Heden always has about 25 to 30 deals going. Doing a high-volume of small-return deals has returned 38% since his fund’s inception (14 months), and 23% year-to-date. Clients are earning roughly 2% a month.

“Our job is to analyze the conditions of the deal, the probability of closing, and the upside in comparison to the downside,” he says. “We’re talking to proxy solicitors, lawyers, investment bankers, company management teams and analysts.”

Typically, a merger takes between 50 and 90 days, but the average duration of Heden’s portfolio is only 20 to 30 days, which helps him better manage risk.

Relationships he’s built with trading desks over the last 15 years help keep costs down, which is crucial for his pennies-on-the-dollar strategy.

“In the Huntington deal, we may buy the stock today at $13.16 and sell at $13.20. It might sound crazy to trade something for only four cents, but we’re trading it back and forth so many times on so many shares, and that’s what makes our return.”

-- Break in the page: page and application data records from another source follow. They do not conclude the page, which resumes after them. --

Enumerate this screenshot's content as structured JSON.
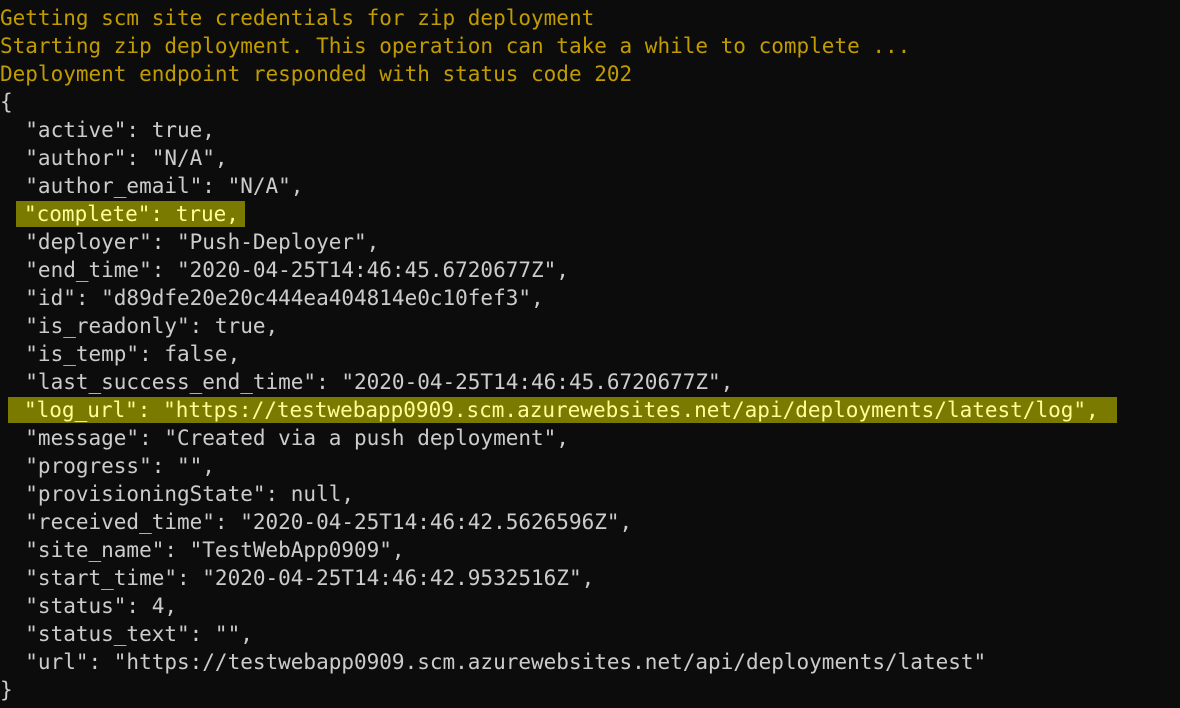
{
  "terminal": {
    "status_lines": [
      "Getting scm site credentials for zip deployment",
      "Starting zip deployment. This operation can take a while to complete ...",
      "Deployment endpoint responded with status code 202"
    ],
    "open_brace": "{",
    "close_brace": "}",
    "json_lines": [
      "  \"active\": true,",
      "  \"author\": \"N/A\",",
      "  \"author_email\": \"N/A\",",
      "\"complete\": true,",
      "  \"deployer\": \"Push-Deployer\",",
      "  \"end_time\": \"2020-04-25T14:46:45.6720677Z\",",
      "  \"id\": \"d89dfe20e20c444ea404814e0c10fef3\",",
      "  \"is_readonly\": true,",
      "  \"is_temp\": false,",
      "  \"last_success_end_time\": \"2020-04-25T14:46:45.6720677Z\",",
      "\"log_url\": \"https://testwebapp0909.scm.azurewebsites.net/api/deployments/latest/log\",",
      "  \"message\": \"Created via a push deployment\",",
      "  \"progress\": \"\",",
      "  \"provisioningState\": null,",
      "  \"received_time\": \"2020-04-25T14:46:42.5626596Z\",",
      "  \"site_name\": \"TestWebApp0909\",",
      "  \"start_time\": \"2020-04-25T14:46:42.9532516Z\",",
      "  \"status\": 4,",
      "  \"status_text\": \"\",",
      "  \"url\": \"https://testwebapp0909.scm.azurewebsites.net/api/deployments/latest\""
    ]
  },
  "colors": {
    "background": "#0c0c0c",
    "foreground": "#cccccc",
    "warning": "#c19c00",
    "highlight_bg": "#7a7a00",
    "highlight_fg": "#ffff9a"
  }
}
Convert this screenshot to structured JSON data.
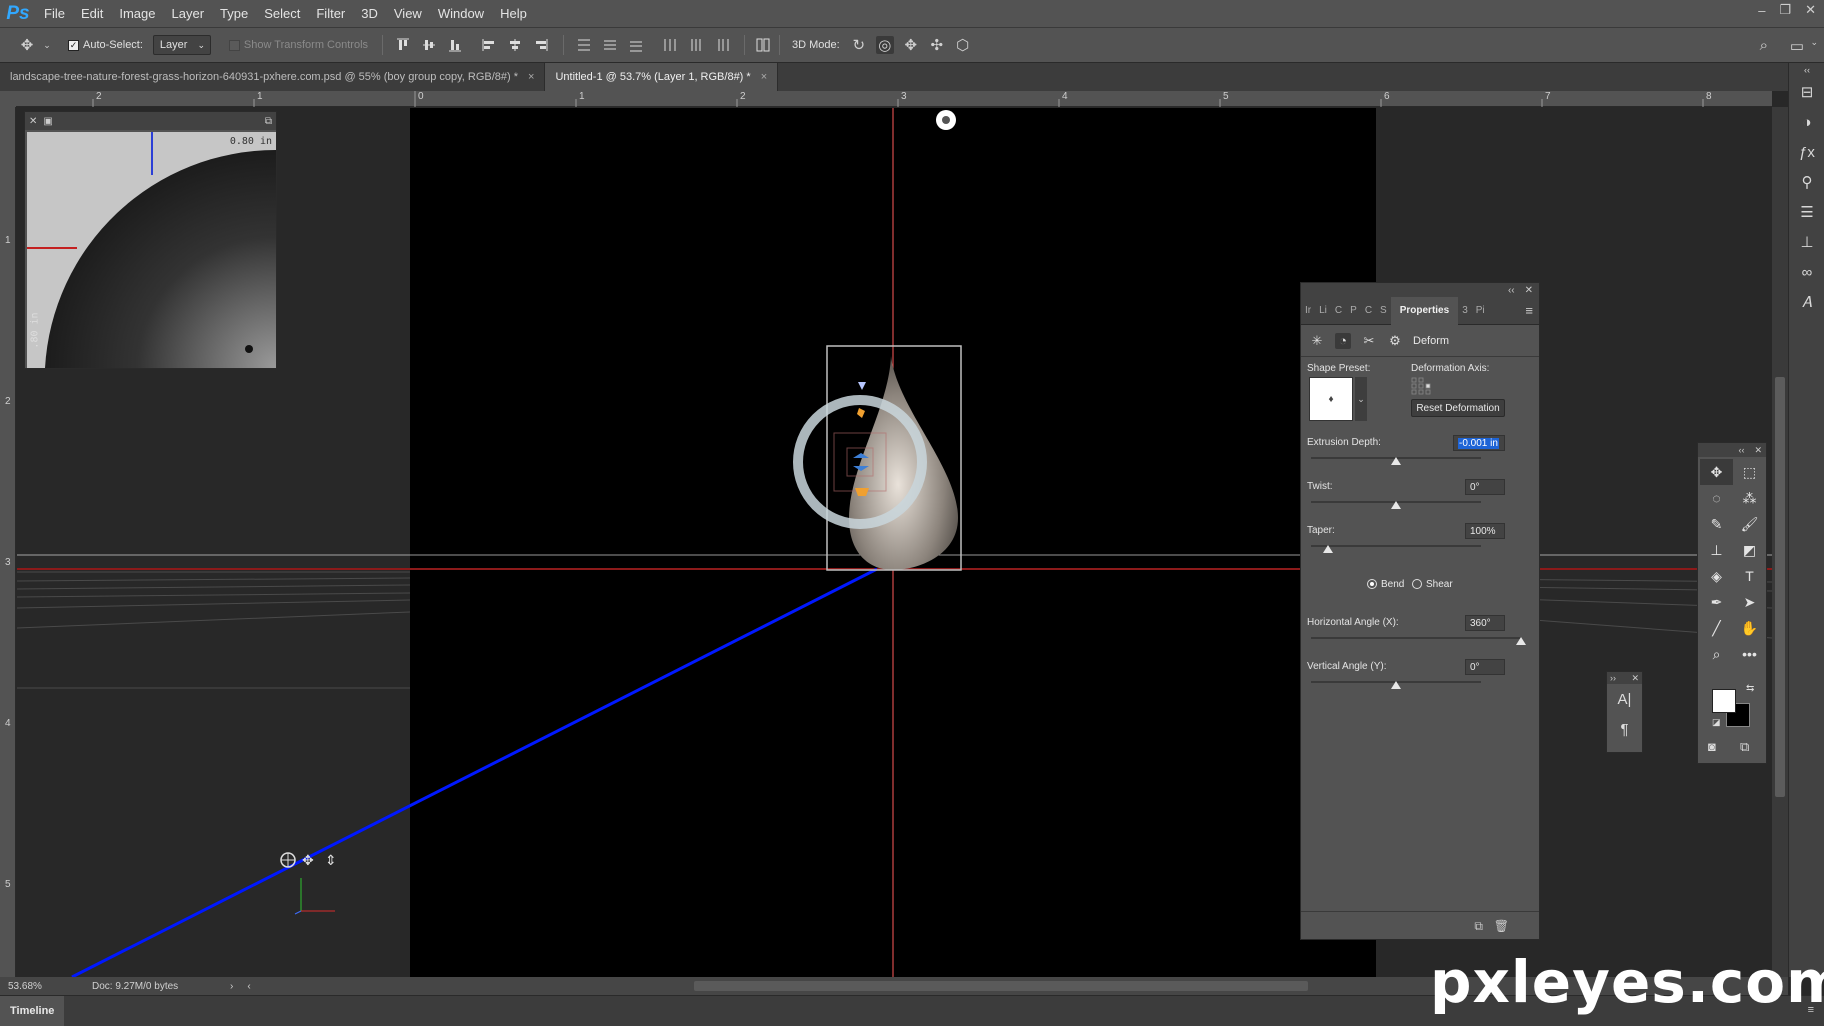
{
  "app": {
    "logo": "Ps"
  },
  "menu": [
    "File",
    "Edit",
    "Image",
    "Layer",
    "Type",
    "Select",
    "Filter",
    "3D",
    "View",
    "Window",
    "Help"
  ],
  "window_controls": {
    "minimize": "‒",
    "restore": "❐",
    "close": "✕"
  },
  "options": {
    "auto_select_label": "Auto-Select:",
    "auto_select_checked": true,
    "auto_select_value": "Layer",
    "show_transform_label": "Show Transform Controls",
    "mode_label": "3D Mode:"
  },
  "tabs": [
    {
      "label": "landscape-tree-nature-forest-grass-horizon-640931-pxhere.com.psd @ 55% (boy group copy, RGB/8#) *",
      "close": "×",
      "active": false
    },
    {
      "label": "Untitled-1 @ 53.7% (Layer 1, RGB/8#) *",
      "close": "×",
      "active": true
    }
  ],
  "ruler": {
    "h_ticks": [
      "2",
      "1",
      "0",
      "1",
      "2",
      "3",
      "4",
      "5",
      "6",
      "7",
      "8"
    ],
    "v_ticks": [
      "1",
      "2",
      "3",
      "4",
      "5"
    ]
  },
  "nav_panel": {
    "readout_top": "0.80 in",
    "readout_side": ".80 in"
  },
  "properties": {
    "collapse": "‹‹",
    "close": "✕",
    "tabs": [
      "Ir",
      "Li",
      "C",
      "P",
      "C",
      "S",
      "Properties",
      "3",
      "Pi"
    ],
    "active_tab": "Properties",
    "section": "Deform",
    "shape_preset_label": "Shape Preset:",
    "deformation_axis_label": "Deformation Axis:",
    "reset_label": "Reset Deformation",
    "extrusion_label": "Extrusion Depth:",
    "extrusion_value": "-0.001 in",
    "twist_label": "Twist:",
    "twist_value": "0°",
    "taper_label": "Taper:",
    "taper_value": "100%",
    "bend_label": "Bend",
    "shear_label": "Shear",
    "mode_selected": "Bend",
    "h_angle_label": "Horizontal Angle (X):",
    "h_angle_value": "360°",
    "v_angle_label": "Vertical Angle (Y):",
    "v_angle_value": "0°",
    "sliders": {
      "extrusion": 0.5,
      "twist": 0.5,
      "taper": 0.1,
      "h_angle": 1.0,
      "v_angle": 0.5
    }
  },
  "mini_panel": {
    "collapse": "››",
    "close": "✕"
  },
  "tools_panel": {
    "collapse": "‹‹",
    "close": "✕"
  },
  "status": {
    "zoom": "53.68%",
    "doc": "Doc: 9.27M/0 bytes",
    "arrow": "›",
    "scroll_left": "‹"
  },
  "timeline": {
    "label": "Timeline"
  },
  "watermark": "pxleyes.com",
  "colors": {
    "accent": "#31a8ff",
    "guide": "#ff5a5a",
    "axis_line": "#0018ff",
    "field_sel": "#1e64d6"
  }
}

Heden’s done about 500 deals with HGC, and only two have gone bad. “We focus on deals that have a 99%-plus chance of happening.” He tracks mergers with a proprietary database built from numerous sources, including Bloomberg.

Geographically, he has about 70% invested in Canada and 20% in the U.S., with the other 10% sprinkled across Australia, Israel and Western Europe. Heden says losses from a failed deal shouldn’t exceed 2.5% of fund assets. Keeping his fund liquid is key to achieving this: more than 90% of it can be liquidated within one day, the rest within five. “You have to be able to change your mind and sell quickly. One of the reasons we could have two blow-ups and not even have a dent in our portfolio is because we saw them coming and acted quickly.”

An odd year

This year’s been atypical for merger arb: the classic approach of buying target and selling acquirer has flopped more than usual because both companies’ stocks are going up.

“The perfect example is Burger King and Tim Hortons,” notes Ari Shiff, president of Inflection Management in Vancouver. “Both rose about 19% on the announcement.”

No manager will get every deal right, says Craig Machel, a portfolio manager at Richardson GMP in Toronto.

“You have to give them a bit of rope in terms of the occasional deal going wrong. Where you start questioning the manager’s ability is with the size of the deal: if you see deals taking up 4% to 5%—meaning that’s the hit to the portfolio if the deal breaks—there’s something wrong with the process. It’s not well-researched, or has too big a weight for the risk they’re taking.

“If it’s only one or two bad deals with relatively small weights, you chalk it up to the fact that no one’s going to get it right every time.”

On the bright side, 2014 has, for the most part, been a good year as far as deals closing. “There’s been very little breakage,” notes Shiff.